Unfortunately for the Red, the sense of urgency was not there the next night against Penn (9-13, 4-5), nor was the crisp offensive execution. Cornell turned the ball over 19 times and went cold from the floor in the second half, only connecting on 26.9 percent of its shots on its way to the loss. Throughout the evening, though, neither team played scintillating offense, as the theme would be defense all night.
The first half was slow-paced, with a swapping of baskets. The Red concentrated its defensive efforts on the Quakers’ two leading scorers, Joey Rhoads and Monica Naltner, who both average 16.7 points per game. While Cornell effectively kept Rhoads and Naltner in check, Penn’s supporting cast stepped up to carry the Quakers. Lauren Pears tallied 16 points and Ashley Gray, playing in only her ninth game of the season, dropped 14 points and pulled down 12 boards.
“We focused in on their two leading scorers and we did a really good job on them,” Gregg said. “But you know, we weren’t supposed to let others score like that.”
“Even the first time we played, Penn [Gray] had a career day,” Maduka said. “She only averages like six points a game, I don’t even understand it.”
Nonetheless, the Red played fairly stingy defense throughout the night, forcing 20 turnovers 12 steals, taking a 27-24 lead into the break. In the locker room, Penn decided to overhaul its game plan. After taking 11-of-26 field goals from long range in the first stanza, the Quakers decided to pound the ball into the post, putting up only one 3 in the second half. The plan was effective for them, outscoring the Red 32-20 in the paint on the evening.
“I think they scouted us on that taking it inside,” Maduka said. “They saw something in some film that made them think our forwards can’t play defense. They definitely practiced that this week.”
Penn built up a seven-point lead and it looked as if the game was slipping away, but the Red had one final chance for victory.
“We knew that all we had was 7 minutes left and all we needed to do was hold them on defense and we wouldn’t have practice on Monday,” Maduka said. “It was the end of back-to-back games and we all knew that we just had a little more to go before we would be done. If you put that kind of pressure on us, we can really step up our team defense.”

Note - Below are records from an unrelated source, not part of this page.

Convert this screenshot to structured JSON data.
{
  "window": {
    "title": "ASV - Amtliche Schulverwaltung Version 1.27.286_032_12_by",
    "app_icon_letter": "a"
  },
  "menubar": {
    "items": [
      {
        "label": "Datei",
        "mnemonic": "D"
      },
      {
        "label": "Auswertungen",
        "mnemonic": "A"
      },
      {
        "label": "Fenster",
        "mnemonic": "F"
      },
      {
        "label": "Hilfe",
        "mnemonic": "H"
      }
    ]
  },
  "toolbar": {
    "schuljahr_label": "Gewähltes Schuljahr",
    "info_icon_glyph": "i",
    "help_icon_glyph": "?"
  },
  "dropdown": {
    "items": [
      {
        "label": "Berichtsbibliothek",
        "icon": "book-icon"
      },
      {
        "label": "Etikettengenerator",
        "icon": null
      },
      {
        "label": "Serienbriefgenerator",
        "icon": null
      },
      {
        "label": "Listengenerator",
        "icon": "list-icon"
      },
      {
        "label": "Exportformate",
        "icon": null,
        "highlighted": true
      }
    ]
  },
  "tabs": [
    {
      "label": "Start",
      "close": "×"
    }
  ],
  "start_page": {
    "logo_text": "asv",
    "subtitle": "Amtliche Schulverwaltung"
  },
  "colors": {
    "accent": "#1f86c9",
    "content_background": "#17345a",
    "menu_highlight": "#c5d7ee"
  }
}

Cornell held Penn scoreless for the rest of the game, and sophomore Shannan Scarselletta’s laid the ball in with 53 seconds left to bring the Red within a point. But the two ensuing scoreless possessions resulted in a turnover and a couple of shots that clanked off the iron.
“They just ran it at our forwards a bit and Ashley Gray had a great game,” Gregg said. “They must have seen something on film.”